In the course of human history, people have dreamed of predicting the future. At first, they tried to read nature and stars, and then shamans became “priests”. There is perhaps a very simple explanation for this: an enemy who knows the future can’t lose. He can judge when the game is worth the price, but we can only guess and our guesses are often wrong. Even weather forecasts are often wrong. However, with time, the science of prediction has evolved and now, despite not being 100% accurate, we can build a model that will suggest the probability of the particular event happening in the near future.
The projects bidders, the banks, investors, lawyers, government advisers and the project sponsor – all of them use modelling. The methodology and stakeholders have changed, but the purpose remains the same – who knows the future, controls the present. In case of financial markets, well-developed mathematical model may help in designing an accurate portfolio that will not only bring benefits but also protect investors from the market reversal.

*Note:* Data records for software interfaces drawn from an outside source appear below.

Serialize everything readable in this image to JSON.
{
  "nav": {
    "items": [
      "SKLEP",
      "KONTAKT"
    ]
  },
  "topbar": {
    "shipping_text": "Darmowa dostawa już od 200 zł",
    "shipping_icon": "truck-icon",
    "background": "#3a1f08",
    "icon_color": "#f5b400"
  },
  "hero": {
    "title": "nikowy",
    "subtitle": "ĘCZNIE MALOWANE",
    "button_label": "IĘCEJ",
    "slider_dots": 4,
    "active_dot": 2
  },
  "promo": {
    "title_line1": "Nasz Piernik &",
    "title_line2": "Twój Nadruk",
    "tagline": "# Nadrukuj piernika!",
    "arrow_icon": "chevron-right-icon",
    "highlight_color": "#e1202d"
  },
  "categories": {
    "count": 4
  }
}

According to a research provided by Erasmus University Rotterdam, there are three roles of financial modelling:
(1) To get a better idea of the set of alternative decision strategies, i.e. to get insight into the feasibility of different strategies and possibly also to generate new alternatives.
(2) To clarify the relations between decision alternatives and the (potential) results of these alternatives. This may vary from the assessment of probabilities through: simulation and econometric techniques to the identification of sources of risk and estimating response parameters.
(3) To help finding a (set of) suitable stream(S) of decision alternatives. Depending on the problem characteristics, this may vary from searching feasible solutions, to constructing a partial ordering of the set of alternatives (for instance eliminating all inferior alternatives) to the construction of a complete ordering of the alternatives. Defined in this way, financial modelling not only involves 'hard core' optimization and econometrics, but also softer techniques like simulation and heuristics, and decision support techniques and problem structuring methods.
What are the indicator that may affect the stock market?
It is not difficult to assume that GDP, unemployment rate/jobs report, the consumer price/ produce price indexes and retail sales can be a huge influence on your investment returns. However, according to a study by School of Business Victoria University Melbourne, it has been discovered that the S&P 500 can also influence the rest of the world’s stock markets. The study results also indicate that the movements of major stock markets and political uncertainty have direct effects on stock market volatility. The effect of movements of oil prices has an indirect effect on firm performance. In brief, the empirical results of the contagion tests on South-East Asian stock markets show that the movement of S&P 500 and oil price can cause contagion effects in the South-East Asia stock markets. These results conclude that stock market volatility and transmission can be caused by the movement of S&P 500 and oil price while the BSI can initially affect only Thailand’s stock market volatility.
Well, if everything is so simple, then why aren’t we all millionaires?
For example, theoretically, more people with jobs equates to higher economic output, retail sales, savings and corporate profits. As such, stocks should rise or fall with good or bad employment reports, as investors digest the potential changes in these areas.
Unfortunately, the reality is not so simple. Last Friday, stocks fell from all-time highs after the release of stronger jobs data (the U.S. economy managed to create 224,000 additional jobs in June. Economists had forecast the U.S. added 165,000 jobs in June, after a stunningly low 75,000 jobs were created in May). The reason lies in the fact that weak results would automatically an easier Federal Reserve monetary policy.
The Dow Jones Industrial Average decreased by 43.88 points to 26,922.12, marking the end of a four-day winning streak. The S&P 500 fell 0.2% to 2,990.41 and ended a five-day winning streak. The Nasdaq Composite fell for the first time in seven sessions, dropping 0.1% to 8,161.79. Earlier in the session, the Dow dropped as much as 232.67 points, while the S&P 500 and Nasdaq slid nearly 1% each.
Treasury yields also jumped on the data. The benchmark 5-year yield traded at 6.17%. Bank shares, in turn, dropped from the higher rates. Citigroup, Bank of America, J.P. Morgan Chase and Wells Fargo all traded below.
In conclusion, no indicator can ensure you that the market will go this way or the other. It is important to take into consideration all the possible factors that may affect the market trend.